In this section, Dr. Florian Hollerweger discusses challenges students face when engaging in the sound design process and strategies he uses to support them.
Use a Visual to Navigate Stages of the Design Process
For their final project, students engage in the design process as outlined in Andy’s Farnell’s text Designing Sound. In this design process, students don’t write code immediately. Instead, they begin by analyzing, researching, and building models of the real-world sounds they hope to recreate.
To help students strategically navigate the design process, I share with them a diagram I created that illustrates the stages of Farnell’s sound design process. We dedicate class time to each one of the stages. It’s very easy for students, especially when they have access to various tools, to hack around and lose sight of the original intent of their projects.

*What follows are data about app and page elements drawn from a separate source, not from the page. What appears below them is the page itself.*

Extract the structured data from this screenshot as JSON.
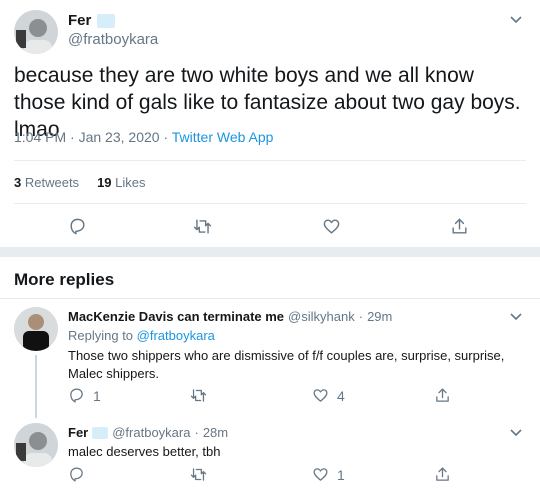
{
  "main_tweet": {
    "name": "Fer",
    "handle": "@fratboykara",
    "text": "because they are two white boys and we all know those kind of gals like to fantasize about two gay boys. lmao",
    "time": "1:04 PM",
    "sep": "·",
    "date": "Jan 23, 2020",
    "source": "Twitter Web App",
    "retweets_count": "3",
    "retweets_label": "Retweets",
    "likes_count": "19",
    "likes_label": "Likes"
  },
  "more_replies": {
    "title": "More replies"
  },
  "replies": [
    {
      "name": "MacKenzie Davis can terminate me",
      "handle": "@silkyhank",
      "sep": "·",
      "time": "29m",
      "replying_prefix": "Replying to",
      "replying_to": "@fratboykara",
      "text": "Those two shippers who are dismissive of f/f couples are, surprise, surprise, Malec shippers.",
      "reply_count": "1",
      "like_count": "4"
    },
    {
      "name": "Fer",
      "handle": "@fratboykara",
      "sep": "·",
      "time": "28m",
      "text": "malec deserves better, tbh",
      "like_count": "1"
    }
  ],
  "icons": {
    "reply": "reply-icon",
    "retweet": "retweet-icon",
    "like": "heart-icon",
    "share": "share-icon",
    "chevron": "chevron-down-icon",
    "verified_emoji": "snowflake-emoji"
  },
  "colors": {
    "link": "#1b95e0",
    "muted": "#657786",
    "divider": "#e6ecf0"
  }
}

I want students to have a firm idea of what they’re going to do before they touch the programming environment, and the diagram helps to remind them of their current stage in the design process and where they are headed next.

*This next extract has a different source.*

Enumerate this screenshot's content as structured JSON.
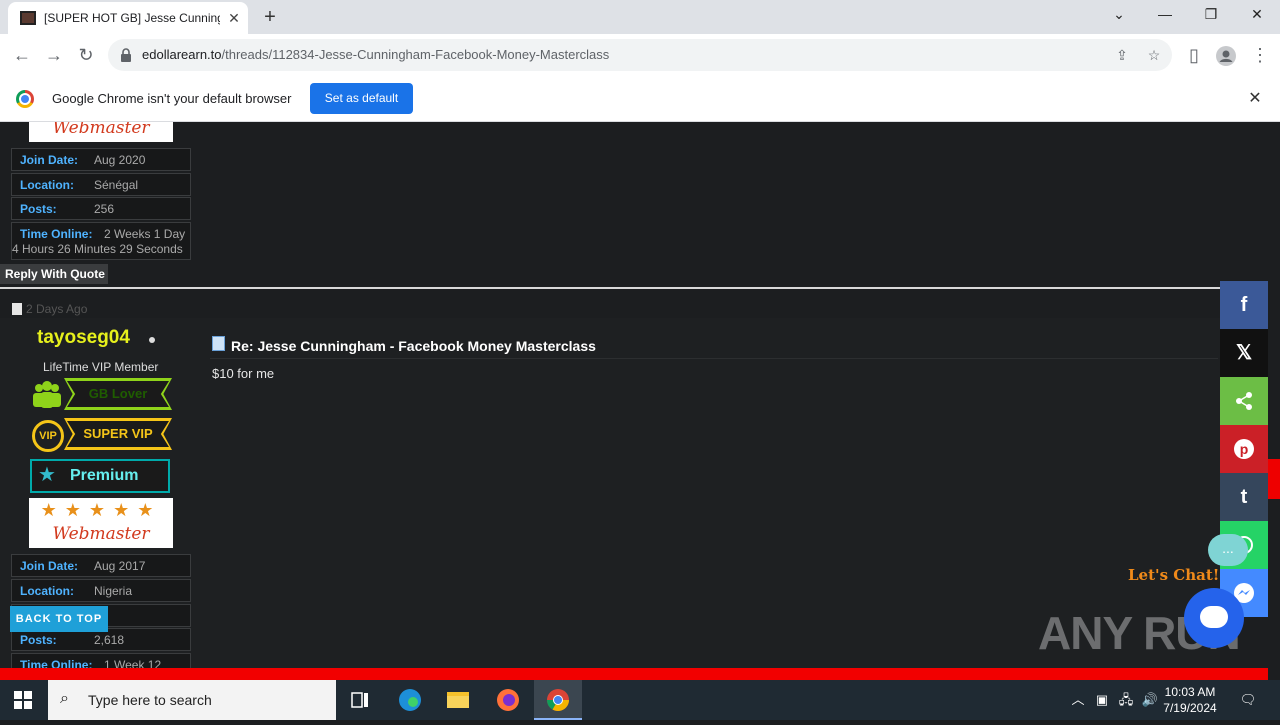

Compare your Design to a Reference Recording
To begin with, I ask students to pick a sound or sound environment from their everyday life that they'd like to recreate. Examples of projects in the last few years include popcorn popping in a microwave, a sailboat tacking on the open sea (complete with seagulls), dice being thrown across a wooden table, a quadcopter in flight, and a soccer penalty shootout. After chosing a suitable project, the students' next task is to make a 30-second representative recording of their target sound, to use as a reference throughout the design process.

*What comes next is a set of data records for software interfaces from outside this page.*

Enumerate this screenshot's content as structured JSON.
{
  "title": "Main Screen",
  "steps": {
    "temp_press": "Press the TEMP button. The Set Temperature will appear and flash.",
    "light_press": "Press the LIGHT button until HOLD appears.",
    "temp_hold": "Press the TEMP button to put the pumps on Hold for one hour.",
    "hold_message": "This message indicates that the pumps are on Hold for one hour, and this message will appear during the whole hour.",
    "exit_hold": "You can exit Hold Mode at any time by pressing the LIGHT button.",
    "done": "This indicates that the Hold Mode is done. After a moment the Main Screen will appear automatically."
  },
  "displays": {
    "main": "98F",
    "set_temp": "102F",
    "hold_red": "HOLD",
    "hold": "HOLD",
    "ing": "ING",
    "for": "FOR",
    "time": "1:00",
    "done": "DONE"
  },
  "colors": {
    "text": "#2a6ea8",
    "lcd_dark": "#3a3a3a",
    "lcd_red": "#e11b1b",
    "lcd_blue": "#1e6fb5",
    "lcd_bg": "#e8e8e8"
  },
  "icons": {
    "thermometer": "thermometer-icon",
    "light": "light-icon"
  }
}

I developed this strategy in response to my observation during the first year that I taught the course, that students tended to lose track of the big picture over the course of the month-long design process. The representative recording helps students maintain their focus, and it also helps me to better understand the sounds they are aiming for. Students often have a very personal connection to their sound that I don't necessarily share. When they come to office hours and share roadblocks they’re facing with their project, we can easily use the recording to go back to square one and discuss the essential qualities of the sound they’re aiming to recreate. This helps move the work forward.
Support Students Individually through Office Hours
A lot of the support I offer students during the design process occurs during office hours. This is because their projects are so individualized. Every student has to come up with their own idea. When a student gets stuck, we need to get together to identify the key challenges of their design through an open-ended discussion. You can’t screencast that, and you can’t accomplish this task during a class meeting with 16 students. This is a challenge for both, me and my students, because we need to find adequate time for me to support them individually as they move through the design process. I often have to extend my office hours to achieve this goal, but it's worth it. It's in the direct interaction with students that I get to share their eureka moments.